▶ Problem to work on
Write all of the lines below out again, exactly as they stand.

▶ Data
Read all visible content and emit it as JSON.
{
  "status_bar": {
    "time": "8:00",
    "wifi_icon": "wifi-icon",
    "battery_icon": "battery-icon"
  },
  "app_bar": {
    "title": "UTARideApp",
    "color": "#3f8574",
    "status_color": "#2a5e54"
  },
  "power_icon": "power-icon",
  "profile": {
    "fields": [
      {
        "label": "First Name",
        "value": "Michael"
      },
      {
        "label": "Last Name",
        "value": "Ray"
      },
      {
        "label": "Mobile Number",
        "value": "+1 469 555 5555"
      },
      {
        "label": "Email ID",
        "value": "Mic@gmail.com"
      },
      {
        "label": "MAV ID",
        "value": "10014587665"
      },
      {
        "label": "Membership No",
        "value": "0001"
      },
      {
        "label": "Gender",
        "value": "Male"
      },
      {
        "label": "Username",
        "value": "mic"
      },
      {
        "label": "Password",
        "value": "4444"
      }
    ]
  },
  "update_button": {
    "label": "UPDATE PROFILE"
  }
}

▶ Finished exercise
Read all visible content and emit it as JSON.
{
  "status_bar": {
    "time": "8:00",
    "wifi_icon": "wifi-icon",
    "battery_icon": "battery-icon"
  },
  "app_bar": {
    "title": "UTARideApp",
    "color": "#3f8574",
    "status_color": "#2a5e54"
  },
  "power_icon": "power-icon",
  "profile": {
    "fields": [
      {
        "label": "First Name",
        "value": "Michael"
      },
      {
        "label": "Last Name",
        "value": "Ray"
      },
      {
        "label": "Mobile Number",
        "value": "+1 469 555 5555"
      },
      {
        "label": "Email ID",
        "value": "Mic@gmail.com"
      },
      {
        "label": "MAV ID",
        "value": "10014587665"
      },
      {
        "label": "Membership No",
        "value": "0001"
      },
      {
        "label": "Gender",
        "value": "Male"
      },
      {
        "label": "Username",
        "value": "mic"
      },
      {
        "label": "Password",
        "value": "4444"
      }
    ]
  },
  "update_button": {
    "label": "UPDATE PROFILE"
  }
}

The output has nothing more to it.